##### RECORD EXCERPTS

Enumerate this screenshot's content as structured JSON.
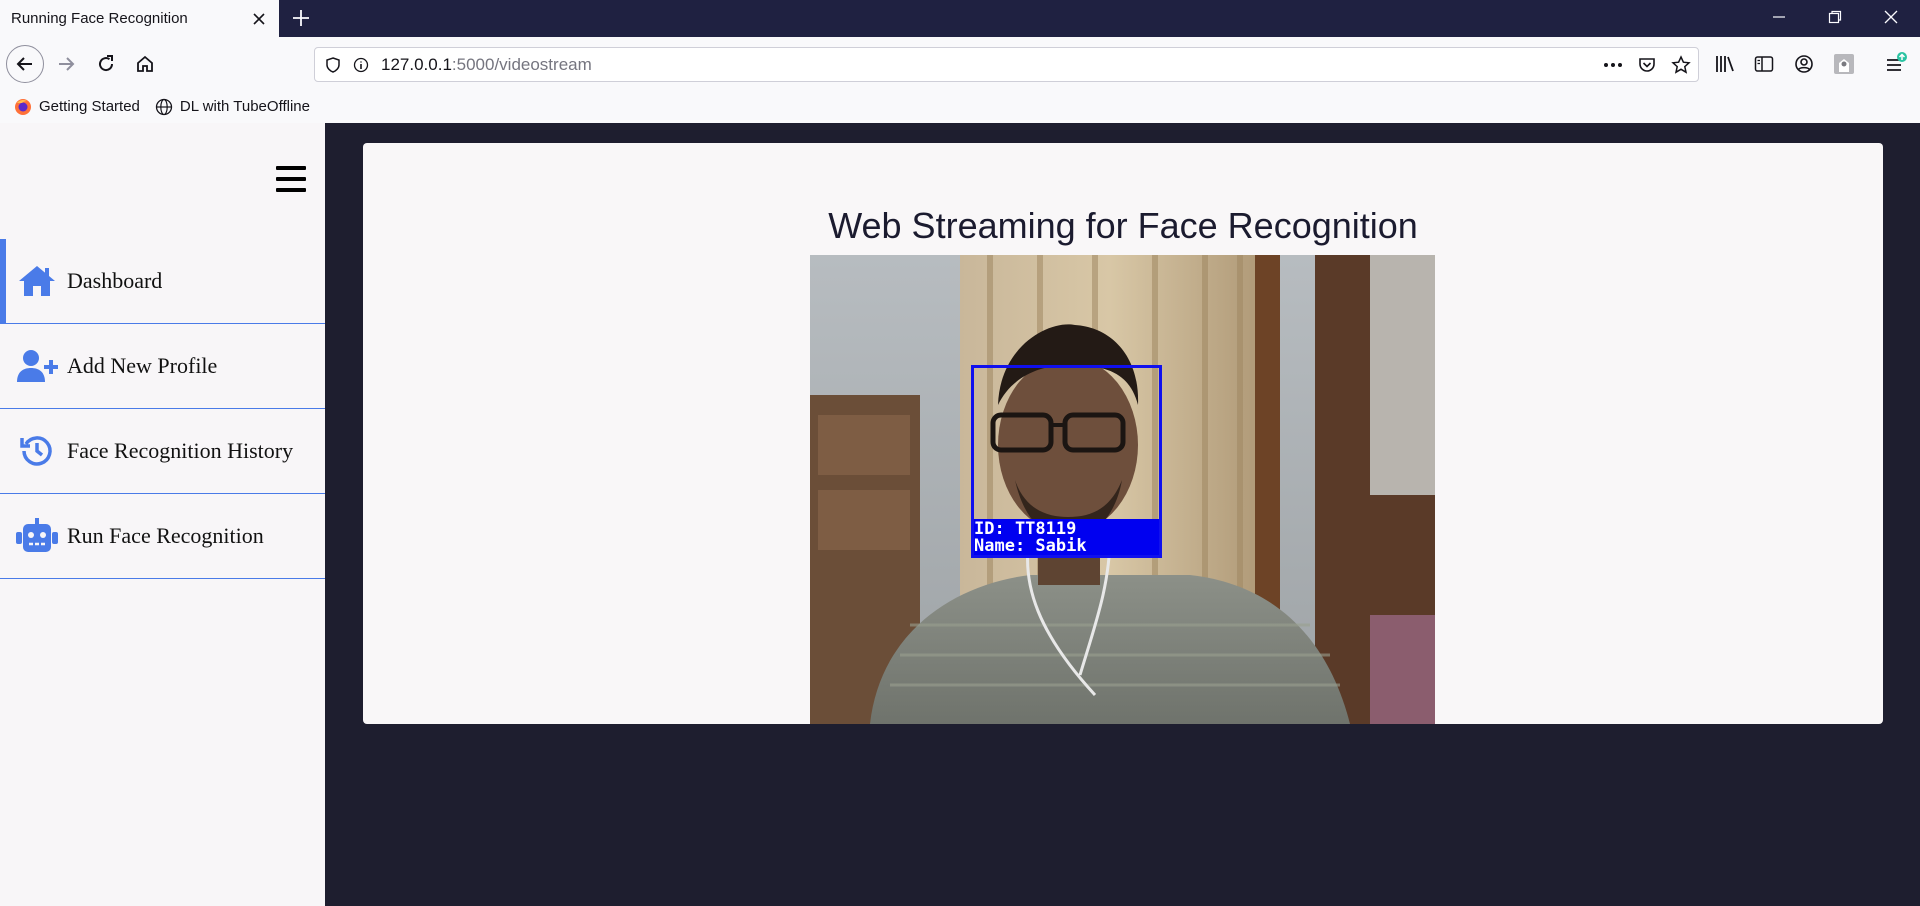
{
  "browser": {
    "tab_title": "Running Face Recognition",
    "url_host": "127.0.0.1",
    "url_path": ":5000/videostream",
    "bookmarks": [
      {
        "label": "Getting Started",
        "icon": "firefox-icon"
      },
      {
        "label": "DL with TubeOffline",
        "icon": "globe-icon"
      }
    ]
  },
  "sidebar": {
    "items": [
      {
        "label": "Dashboard",
        "icon": "home-icon",
        "active": true
      },
      {
        "label": "Add New Profile",
        "icon": "user-plus-icon",
        "active": false
      },
      {
        "label": "Face Recognition History",
        "icon": "history-icon",
        "active": false
      },
      {
        "label": "Run Face Recognition",
        "icon": "robot-icon",
        "active": false
      }
    ]
  },
  "main": {
    "title": "Web Streaming for Face Recognition",
    "detection": {
      "id_line": "ID: TT8119",
      "name_line": "Name: Sabik"
    }
  },
  "colors": {
    "accent": "#4a7be8",
    "page_bg": "#1e1e2f",
    "detection_box": "#0000f0"
  }
}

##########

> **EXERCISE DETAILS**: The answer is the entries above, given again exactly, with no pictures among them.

> **ANSWER SECTION**:
Enumerate this screenshot's content as structured JSON.
{
  "browser": {
    "tab_title": "Running Face Recognition",
    "url_host": "127.0.0.1",
    "url_path": ":5000/videostream",
    "bookmarks": [
      {
        "label": "Getting Started",
        "icon": "firefox-icon"
      },
      {
        "label": "DL with TubeOffline",
        "icon": "globe-icon"
      }
    ]
  },
  "sidebar": {
    "items": [
      {
        "label": "Dashboard",
        "icon": "home-icon",
        "active": true
      },
      {
        "label": "Add New Profile",
        "icon": "user-plus-icon",
        "active": false
      },
      {
        "label": "Face Recognition History",
        "icon": "history-icon",
        "active": false
      },
      {
        "label": "Run Face Recognition",
        "icon": "robot-icon",
        "active": false
      }
    ]
  },
  "main": {
    "title": "Web Streaming for Face Recognition",
    "detection": {
      "id_line": "ID: TT8119",
      "name_line": "Name: Sabik"
    }
  },
  "colors": {
    "accent": "#4a7be8",
    "page_bg": "#1e1e2f",
    "detection_box": "#0000f0"
  }
}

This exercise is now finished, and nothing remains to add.